Some have replied that there can only be one first and last, although their reasons for saying this are vague, to say the least. It seems they wish to demand a restricted application, usually that this expression means eternal, so that it could only apply to God Almighty. It is true that there can only be on who is first and last as God Almighty, and likewise that there is only one who was never created, who has always been. But we have no reason to restrict the term in application to God Almighty, except to satisfy the whims of those who wish to use it thus to prove that Jesus is Yahweh, which, in effect, would make the whole argument circular, that is, ‘we believe that Jesus is Yahweh, thus we believe that the expression first and last must be used in application to God Almighty only, and thus this proves that Jesus is Yahweh.’
We have already shown above that there can be more than one first and last, depending on what is being spoken of and its application.
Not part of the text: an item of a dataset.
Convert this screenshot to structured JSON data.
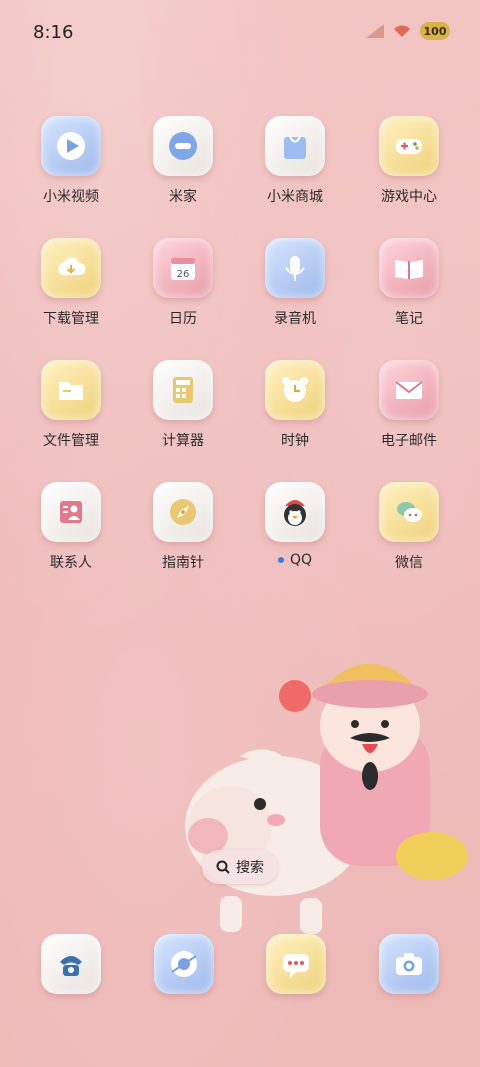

We can also provide the following illustrations: Suppose Brother A goes to a Bible study in SW Philadelphia, and Brother B goes to a Bible study in South Philadelphia. Brother A is the first arrive at the Bible study and SW Philadelphia, and Brother B is the first to arrive at the study in South Philadelphia. Likewise Brother A is the last one to leave the study in SW. Philadelphia, and Brother B. is the last to leave the study in South Philadelphia. You have two who are first and two who are last. Additionally the first and the last line of one book is not the same as the first and last line of another book. Likewise, both Yahweh and Jesus are first and last in their respective applications of that term. Regardless, our trinitarian neighbors will have to agree that there are two persons who are referred to as ‘first and last’, both God the Father and His Son.
We do not necessarily agree with every conclusion reached by these authors.